Definitely very interesting this coming year. Just wondering………. Do the Birmingham males have another name?
2021 was a year of unprecedented change. The global Coronavirus pandemic kept us on our toes and taught us to take things one step at a time. As much as the virus affected people all over the world, the animals went about their business as usual, as Dave Varty said in his 2021 yearly round-up,
“at least leopards don’t get Covid!”
We were lucky enough to have a pack of wild dogs denning on Londolozi which provided amazing viewing, new leopard and even cheetah cubs, and let us not forget the arrival of new male lions, the N’watsichaka (Ndzenga) males. Just to name a few of the highlights…
So what does 2022 hold? Let’s break it down…
The Nkoveni Female still has her two female cubs who are 11 months old, meaning during the course of this year we could have two more resident female leopards on the property. I say this because if she does successfully raise them to independence, she will likely cede a portion of her territory to them. There is vacant space to the South of her territory as the Mashaba Female seems to have shifted her territory further afield to the south.
The Ximungwe Female’s Male Cub is growing in strength and stature and is only slightly older than the Nkoveni Female’s Cubs, just under 11 months old. It will be an amazing feat if the Ximungwe Female can raise her second cub to independence in less than four years. During 2022 might be too soon, but hopefully, within the next 11-13 months he may become a roaming, nomadic male on Londolozi and her surroundings.
The Piccadilly Young Female is almost completely independent and we should start seeing her establishing a territory of her own in the first half of the year, most likely north of the Sand River.
The youngest cub on the property at this stage is the Three Rivers Female’s Young Male Cub, only four and a half months of age (in January ’22), she will still need to provide for him for the remainder of the year.

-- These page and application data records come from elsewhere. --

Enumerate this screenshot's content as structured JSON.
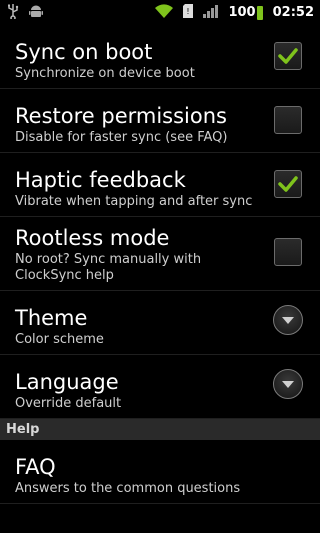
{
  "status_bar": {
    "time": "02:52",
    "battery_percent": "100",
    "icons": [
      "usb-icon",
      "android-debug-icon",
      "wifi-icon",
      "sd-card-icon",
      "signal-icon",
      "battery-icon"
    ],
    "battery_color": "#7fc31c",
    "wifi_color": "#7fc31c"
  },
  "preferences": [
    {
      "title": "Sync on boot",
      "summary": "Synchronize on device boot",
      "widget": "checkbox",
      "checked": true
    },
    {
      "title": "Restore permissions",
      "summary": "Disable for faster sync (see FAQ)",
      "widget": "checkbox",
      "checked": false
    },
    {
      "title": "Haptic feedback",
      "summary": "Vibrate when tapping and after sync",
      "widget": "checkbox",
      "checked": true
    },
    {
      "title": "Rootless mode",
      "summary": "No root? Sync manually with ClockSync help",
      "widget": "checkbox",
      "checked": false
    },
    {
      "title": "Theme",
      "summary": "Color scheme",
      "widget": "dropdown"
    },
    {
      "title": "Language",
      "summary": "Override default",
      "widget": "dropdown"
    }
  ],
  "section_help": {
    "label": "Help"
  },
  "help_items": [
    {
      "title": "FAQ",
      "summary": "Answers to the common questions"
    }
  ],
  "colors": {
    "check_green": "#7fc31c",
    "background": "#000000",
    "section_header": "#2a2a2a"
  }
}
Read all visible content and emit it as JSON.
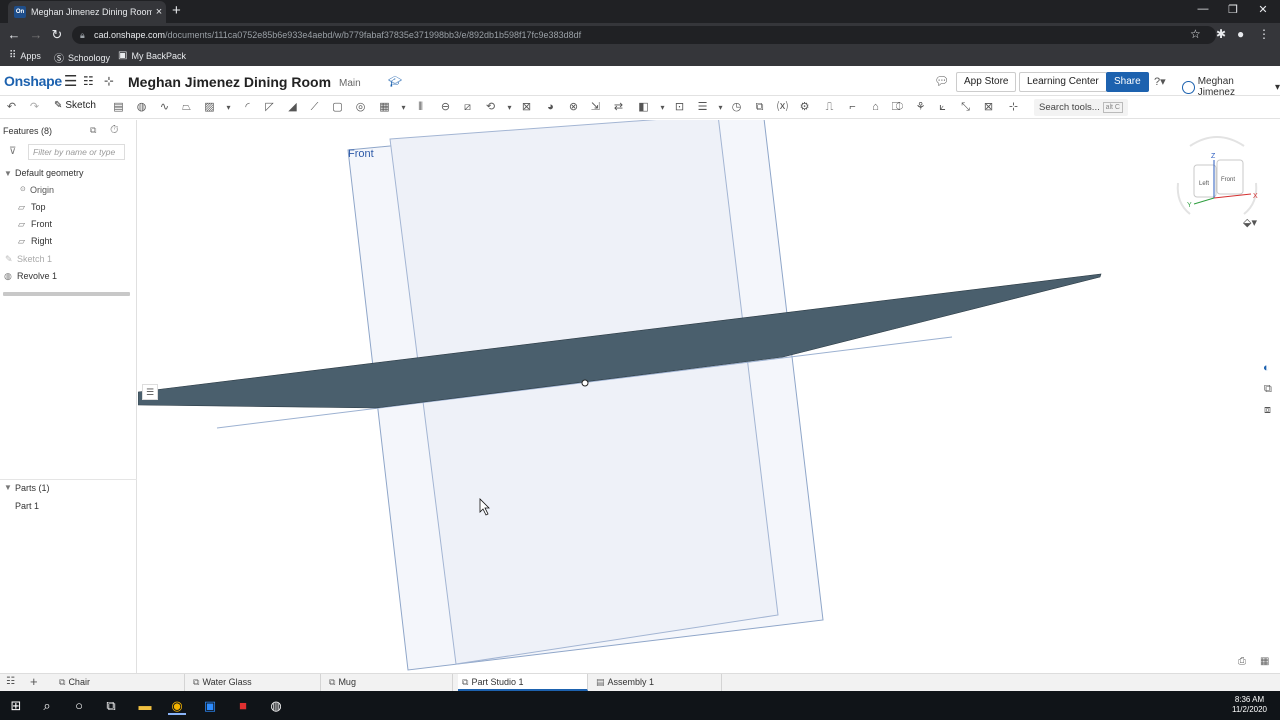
{
  "browser": {
    "tab_title": "Meghan Jimenez Dining Room |",
    "tab_favicon": "On",
    "url_host": "cad.onshape.com",
    "url_path": "/documents/111ca0752e85b6e933e4aebd/w/b779fabaf37835e371998bb3/e/892db1b598f17fc9e383d8df",
    "bookmarks": [
      "Apps",
      "Schoology",
      "My BackPack"
    ]
  },
  "header": {
    "logo": "Onshape",
    "document_name": "Meghan Jimenez Dining Room",
    "branch": "Main",
    "app_store": "App Store",
    "learning_center": "Learning Center",
    "share": "Share",
    "user": "Meghan Jimenez"
  },
  "toolbar": {
    "sketch_label": "Sketch",
    "search_placeholder": "Search tools...",
    "search_shortcut": "alt C"
  },
  "features": {
    "header": "Features (8)",
    "filter_placeholder": "Filter by name or type",
    "default_geometry": "Default geometry",
    "items": [
      "Origin",
      "Top",
      "Front",
      "Right"
    ],
    "sketch": "Sketch 1",
    "revolve": "Revolve 1",
    "parts_header": "Parts (1)",
    "parts": [
      "Part 1"
    ]
  },
  "viewport": {
    "plane_label": "Front",
    "viewcube": {
      "top": "Z",
      "left_face": "Left",
      "front_face": "Front",
      "x": "X",
      "y": "Y"
    },
    "part_color": "#4a5f6d",
    "plane_color": "#f4f6fb",
    "plane_edge_color": "#8fa6c9"
  },
  "tabs": [
    {
      "label": "Chair",
      "active": false
    },
    {
      "label": "Water Glass",
      "active": false
    },
    {
      "label": "Mug",
      "active": false
    },
    {
      "label": "Part Studio 1",
      "active": true
    },
    {
      "label": "Assembly 1",
      "active": false
    }
  ],
  "taskbar": {
    "time": "8:36 AM",
    "date": "11/2/2020"
  }
}
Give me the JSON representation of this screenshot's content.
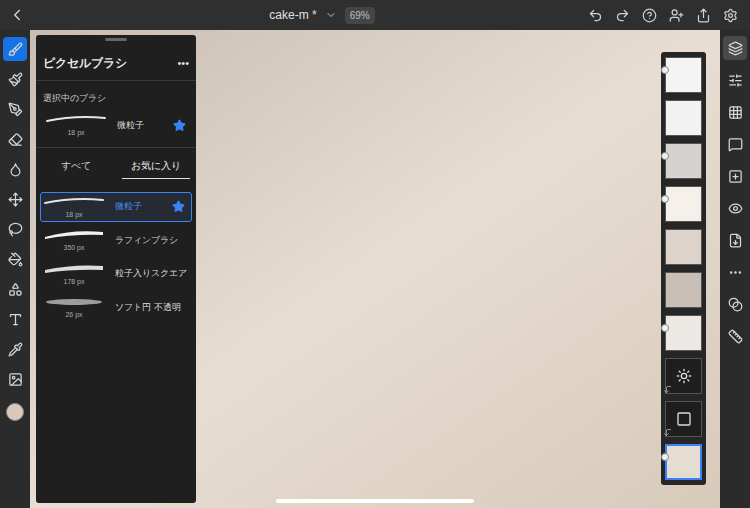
{
  "top_bar": {
    "title": "cake-m *",
    "zoom": "69%"
  },
  "left_tools": [
    {
      "selected": true
    },
    {
      "selected": false
    },
    {
      "selected": false
    },
    {
      "selected": false
    },
    {
      "selected": false
    },
    {
      "selected": false
    },
    {
      "selected": false
    },
    {
      "selected": false
    },
    {
      "selected": false
    },
    {
      "selected": false
    },
    {
      "selected": false
    },
    {
      "selected": false
    }
  ],
  "current_color": "#d9c9bc",
  "brush_panel": {
    "title": "ピクセルブラシ",
    "menu": "•••",
    "selected_label": "選択中のブラシ",
    "selected_brush": {
      "name": "微粒子",
      "size": "18 px",
      "favorite": true
    },
    "tabs": [
      {
        "label": "すべて",
        "selected": false
      },
      {
        "label": "お気に入り",
        "selected": true
      }
    ],
    "brushes": [
      {
        "name": "微粒子",
        "size": "18 px",
        "selected": true,
        "favorite": true
      },
      {
        "name": "ラフィンブラシ",
        "size": "350 px",
        "selected": false,
        "favorite": false
      },
      {
        "name": "粒子入りスクエア",
        "size": "178 px",
        "selected": false,
        "favorite": false
      },
      {
        "name": "ソフト円 不透明",
        "size": "26 px",
        "selected": false,
        "favorite": false
      }
    ]
  },
  "layers": [
    {
      "kind": "pixel",
      "color": "#f4f4f4",
      "selected": false,
      "clipped": false,
      "visible_marker": true
    },
    {
      "kind": "pixel",
      "color": "#f2f2f2",
      "selected": false,
      "clipped": false,
      "visible_marker": false
    },
    {
      "kind": "pixel",
      "color": "#d6d2d0",
      "selected": false,
      "clipped": false,
      "visible_marker": true
    },
    {
      "kind": "pixel",
      "color": "#f5f0ea",
      "selected": false,
      "clipped": false,
      "visible_marker": true
    },
    {
      "kind": "pixel",
      "color": "#ddd3cb",
      "selected": false,
      "clipped": false,
      "visible_marker": false
    },
    {
      "kind": "pixel",
      "color": "#c9bfb6",
      "selected": false,
      "clipped": false,
      "visible_marker": false
    },
    {
      "kind": "pixel",
      "color": "#ece8e4",
      "selected": false,
      "clipped": false,
      "visible_marker": true
    },
    {
      "kind": "adjustment",
      "color": "#1e1e1e",
      "selected": false,
      "clipped": true,
      "visible_marker": false
    },
    {
      "kind": "adjustment",
      "color": "#1e1e1e",
      "selected": false,
      "clipped": true,
      "visible_marker": false
    },
    {
      "kind": "pixel",
      "color": "#e6ddd2",
      "selected": true,
      "clipped": false,
      "visible_marker": true
    }
  ],
  "right_tools": [
    {
      "selected": true
    },
    {
      "selected": false
    },
    {
      "selected": false
    },
    {
      "selected": false
    },
    {
      "selected": false
    },
    {
      "selected": false
    },
    {
      "selected": false
    },
    {
      "selected": false
    },
    {
      "selected": false
    },
    {
      "selected": false
    }
  ]
}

The Mhangeni Pride needs a dominant coalition to sire their cubs and subsequently protect them. They have remained fairly under the radar so to speak, most likely because they still have one cub that is around eight months old. The most likely contenders seem to be the Plain’s Camp Males who have made a name for themselves on the western parts of Londolozi. If the pride accepts them, the fate of this cub is unfortunately not looking good… It does mean however that two young, big males will be able to sire new litters of cubs and look after the pride.
The Ntsevu Lionesses still have cubs that belong to the Birmingham Males. With only one Birmingham Male having been seen over the last four months (the whereabouts of his coalition partner is unknown and questions of whether he is still alive being asked), these cubs are vulnerable to the new males on the block, the four Ndzhenga Males. These males have moved in and laid claim to what was once was the Birmingham Male’s territory and it will be interesting to see how the coming months unfold.
The movements of both the Ntsevu and Nkuhuma Sub-adult Lions has been fairly erratic. The make-up of both groups contains both males and females (Ntsevu: 6 males and 5 females; Nkuhuma: 5 males and 2 females), and what will most likely happen is the males from each group will form nomadic coalitions respectively and the females will form new prides. This inference is based on the history of prides in the area and may not play out as described, but if it does, it will most likely be this coming year. With this being said, the Plains Camp Males have already been seen associating themselves with the Nkuhuma Sub-adult Females in recent months, so the split might be coming sooner than originally anticipated.
Lastly, the fate of the Tsalala Pride rests upon one lioness, the last standing Tsalala Female. The ongoing saga of this famous pride continues and only time will tell if she will be able to survive long enough to have cubs of her own, given the ever-changing lion dynamics around her, this will not be easy.
One thing is for sure, interesting times lay ahead. I can’t wait to see how all of these dynamics play out in the coming months and we will be sure to keep the extended Londolozi family updated if and when things do change. Happy 2022!
Yes, Irene, they are also known as the Gowrie Males